Haven't yet heard about stomata and what this term actually means? Stomata is a vital part and component found in the pores of leaves, which is used for the exchange of gases in a certain plant.
Science and nature work in amazing ways and stomata breathing leaves have already made a humongous impression on botanists and plant fans. Keep reading to find a surprising video showing stomata breathing leaves in full spectrum.
What Are Stomata 'Breathing Leaves'?
Stomata is a scientific term used in the plant world to describe microscopic openings in the epidermis of plant leaves. Have you ever heard of it? If not, no worries, we're here to give you the 411 on stomata breathing leaves and everything you should know to fully understand.
Stomata, found in breathing leaves are the specialized pores or openings present in the epidermis of the plant's cells, which play a crucial role in gaseous exchange during the process of photosynthesis. What's the purpose of stomata in breathing leaves? We'll tell you below!
Video Showing a Time-Lapse Capture of Stomata
This video shows a time-lapse capture of Tradescantia spathacea leaf stoma responding to transient changes in CO2 levels and relative humidity.
Video credits: Dr. Douglas Clark. (Footage received an Honorable Mention in Nikon's 2020 Small World in Motion Competition).
The Early Origin of Stomata Breathing Leaves
Stomata date its origin and first description per se to the 19th century when it was discovered and vastly explored by plant scientists. But how plants' leaves pores carried CO2 throughout the entire plant has remained a mystery to this day.
Andrew Fleming, Professor of Plant Science at University of Sheffield:
"Until now, the way plants form their intricate patterns of air channels has remained surprisingly mysterious to plant scientists."
According to Andrew and a group of researchers, the discovery of stomata breathing leaves, which is utterly a major one, shows that the movement of air through leaves shapes their internal workings – which has implications for the way we think about evolution in plants.
The most impressive part and results were shown through X-ray imaging to create a 3D model of a plant leaf’s cellular structure. The incredible study allowed plant scientists to show up close how the formation and placement of the stomata drive airflow to the cells.
How Does Water Loss Happen Through Stomata?
Stomata make up only 3% of the leaf surface area, but most water loss happens through these openings due to the necessities of the photosynthesis gas exchange. Stomatal transpiration accounts for around 80 - 90% of plants' total water content changes.
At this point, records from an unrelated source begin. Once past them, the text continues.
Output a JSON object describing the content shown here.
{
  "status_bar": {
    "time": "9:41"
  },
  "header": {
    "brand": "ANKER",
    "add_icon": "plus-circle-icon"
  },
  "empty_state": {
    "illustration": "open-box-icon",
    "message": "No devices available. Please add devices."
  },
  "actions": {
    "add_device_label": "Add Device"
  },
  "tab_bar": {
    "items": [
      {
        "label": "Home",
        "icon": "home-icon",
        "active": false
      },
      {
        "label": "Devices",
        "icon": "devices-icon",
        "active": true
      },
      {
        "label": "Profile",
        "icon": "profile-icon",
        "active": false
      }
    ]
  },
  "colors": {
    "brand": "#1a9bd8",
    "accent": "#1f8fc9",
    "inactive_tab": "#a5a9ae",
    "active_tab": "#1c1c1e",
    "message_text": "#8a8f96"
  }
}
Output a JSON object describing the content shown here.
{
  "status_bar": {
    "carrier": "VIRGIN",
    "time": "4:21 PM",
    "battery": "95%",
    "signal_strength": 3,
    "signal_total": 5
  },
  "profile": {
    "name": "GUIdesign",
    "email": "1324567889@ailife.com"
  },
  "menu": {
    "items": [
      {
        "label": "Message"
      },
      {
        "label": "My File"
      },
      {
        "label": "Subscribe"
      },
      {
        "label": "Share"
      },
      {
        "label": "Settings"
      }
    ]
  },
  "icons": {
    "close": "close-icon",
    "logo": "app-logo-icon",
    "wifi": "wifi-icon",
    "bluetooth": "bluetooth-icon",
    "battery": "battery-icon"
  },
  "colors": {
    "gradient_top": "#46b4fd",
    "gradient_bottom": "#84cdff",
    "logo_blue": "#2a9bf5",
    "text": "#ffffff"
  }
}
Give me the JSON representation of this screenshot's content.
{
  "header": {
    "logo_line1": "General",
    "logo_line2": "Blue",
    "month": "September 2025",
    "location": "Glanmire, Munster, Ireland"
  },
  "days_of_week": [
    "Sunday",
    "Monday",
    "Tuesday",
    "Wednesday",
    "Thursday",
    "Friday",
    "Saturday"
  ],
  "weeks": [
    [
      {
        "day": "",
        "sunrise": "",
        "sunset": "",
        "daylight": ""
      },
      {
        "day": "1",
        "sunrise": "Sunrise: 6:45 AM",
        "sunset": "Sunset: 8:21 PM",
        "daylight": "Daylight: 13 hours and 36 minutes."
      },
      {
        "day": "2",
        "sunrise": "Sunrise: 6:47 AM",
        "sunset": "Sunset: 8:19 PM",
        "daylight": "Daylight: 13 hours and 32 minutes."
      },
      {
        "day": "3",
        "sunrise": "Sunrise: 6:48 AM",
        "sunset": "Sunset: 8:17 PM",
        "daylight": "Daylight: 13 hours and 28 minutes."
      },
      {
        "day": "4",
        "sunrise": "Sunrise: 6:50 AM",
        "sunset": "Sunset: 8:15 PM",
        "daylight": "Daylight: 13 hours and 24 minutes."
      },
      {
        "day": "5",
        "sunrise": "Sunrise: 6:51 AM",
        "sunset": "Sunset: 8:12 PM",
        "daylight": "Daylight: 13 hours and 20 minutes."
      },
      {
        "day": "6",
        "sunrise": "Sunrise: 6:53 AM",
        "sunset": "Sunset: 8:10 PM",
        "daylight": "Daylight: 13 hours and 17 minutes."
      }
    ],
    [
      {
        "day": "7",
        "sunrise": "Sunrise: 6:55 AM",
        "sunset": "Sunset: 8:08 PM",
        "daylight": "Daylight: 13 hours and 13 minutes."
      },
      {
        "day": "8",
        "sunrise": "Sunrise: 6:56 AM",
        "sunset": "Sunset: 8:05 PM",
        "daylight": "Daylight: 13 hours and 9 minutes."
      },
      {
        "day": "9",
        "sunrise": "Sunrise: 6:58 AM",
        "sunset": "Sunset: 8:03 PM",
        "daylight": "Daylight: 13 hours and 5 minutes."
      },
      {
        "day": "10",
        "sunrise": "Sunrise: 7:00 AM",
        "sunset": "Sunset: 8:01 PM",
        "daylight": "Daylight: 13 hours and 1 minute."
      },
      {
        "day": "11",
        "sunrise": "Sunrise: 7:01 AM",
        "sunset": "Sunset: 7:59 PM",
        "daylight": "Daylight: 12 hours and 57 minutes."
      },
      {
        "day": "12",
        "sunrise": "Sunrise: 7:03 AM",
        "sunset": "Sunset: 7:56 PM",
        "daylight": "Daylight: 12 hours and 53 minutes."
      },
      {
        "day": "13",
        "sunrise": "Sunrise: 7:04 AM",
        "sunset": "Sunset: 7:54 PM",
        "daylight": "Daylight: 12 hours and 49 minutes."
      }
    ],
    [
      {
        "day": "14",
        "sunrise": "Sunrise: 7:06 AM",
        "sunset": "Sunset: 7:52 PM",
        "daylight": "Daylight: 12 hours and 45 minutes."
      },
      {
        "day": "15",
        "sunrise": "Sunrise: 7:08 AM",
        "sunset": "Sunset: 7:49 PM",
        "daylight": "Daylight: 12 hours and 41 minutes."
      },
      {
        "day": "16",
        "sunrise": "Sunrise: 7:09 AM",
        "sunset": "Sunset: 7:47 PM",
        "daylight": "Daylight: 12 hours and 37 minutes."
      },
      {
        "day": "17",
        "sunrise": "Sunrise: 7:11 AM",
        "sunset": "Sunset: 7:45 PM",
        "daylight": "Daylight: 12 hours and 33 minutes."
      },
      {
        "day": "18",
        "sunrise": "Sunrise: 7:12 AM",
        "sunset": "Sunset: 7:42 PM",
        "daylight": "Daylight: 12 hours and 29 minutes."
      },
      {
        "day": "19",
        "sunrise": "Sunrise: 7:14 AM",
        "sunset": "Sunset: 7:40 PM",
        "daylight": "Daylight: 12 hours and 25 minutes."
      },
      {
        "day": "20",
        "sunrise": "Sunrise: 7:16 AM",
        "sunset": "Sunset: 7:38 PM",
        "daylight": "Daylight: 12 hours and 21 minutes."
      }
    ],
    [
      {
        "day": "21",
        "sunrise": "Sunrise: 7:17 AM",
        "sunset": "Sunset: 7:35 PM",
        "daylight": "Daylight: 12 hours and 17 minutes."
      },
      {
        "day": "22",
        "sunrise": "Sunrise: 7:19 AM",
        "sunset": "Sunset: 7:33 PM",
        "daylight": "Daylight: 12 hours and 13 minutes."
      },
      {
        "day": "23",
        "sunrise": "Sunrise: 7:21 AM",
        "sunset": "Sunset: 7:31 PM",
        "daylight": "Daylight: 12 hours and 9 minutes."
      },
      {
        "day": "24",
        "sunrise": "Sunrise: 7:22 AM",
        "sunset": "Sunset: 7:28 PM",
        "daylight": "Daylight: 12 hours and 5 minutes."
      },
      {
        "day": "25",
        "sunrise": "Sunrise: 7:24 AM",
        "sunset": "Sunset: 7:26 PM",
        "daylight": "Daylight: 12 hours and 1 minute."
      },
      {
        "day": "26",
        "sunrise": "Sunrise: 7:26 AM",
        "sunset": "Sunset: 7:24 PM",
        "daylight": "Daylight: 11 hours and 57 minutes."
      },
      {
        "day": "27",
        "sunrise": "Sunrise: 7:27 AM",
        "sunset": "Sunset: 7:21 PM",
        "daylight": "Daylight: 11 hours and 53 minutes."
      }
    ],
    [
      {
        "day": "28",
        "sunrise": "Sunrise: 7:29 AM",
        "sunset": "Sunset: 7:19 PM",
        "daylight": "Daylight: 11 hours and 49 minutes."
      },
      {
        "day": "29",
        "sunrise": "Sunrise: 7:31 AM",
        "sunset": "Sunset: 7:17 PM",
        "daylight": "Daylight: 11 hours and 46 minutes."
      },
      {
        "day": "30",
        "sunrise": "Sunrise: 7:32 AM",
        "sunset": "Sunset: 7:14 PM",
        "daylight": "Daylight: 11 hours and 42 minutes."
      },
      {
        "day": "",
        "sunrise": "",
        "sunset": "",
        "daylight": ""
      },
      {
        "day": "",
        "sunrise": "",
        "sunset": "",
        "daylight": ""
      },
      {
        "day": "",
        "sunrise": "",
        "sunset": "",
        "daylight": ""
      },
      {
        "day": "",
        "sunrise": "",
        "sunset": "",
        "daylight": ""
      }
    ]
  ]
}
According to plant scientists, one of the most interesting processes to watch is the water leaving the stomata which are converted into water vapor taking the latent heat and causing the reduction in leaf temperature.
However, plants reduce stomatal opening under drought to save water, thereby reducing CO2 exchange. When less water is available for the plants, dehydrated mesophyll cells release a phytohormone - abscisic acid - which causes the stomatal pores to close and reduce water loss.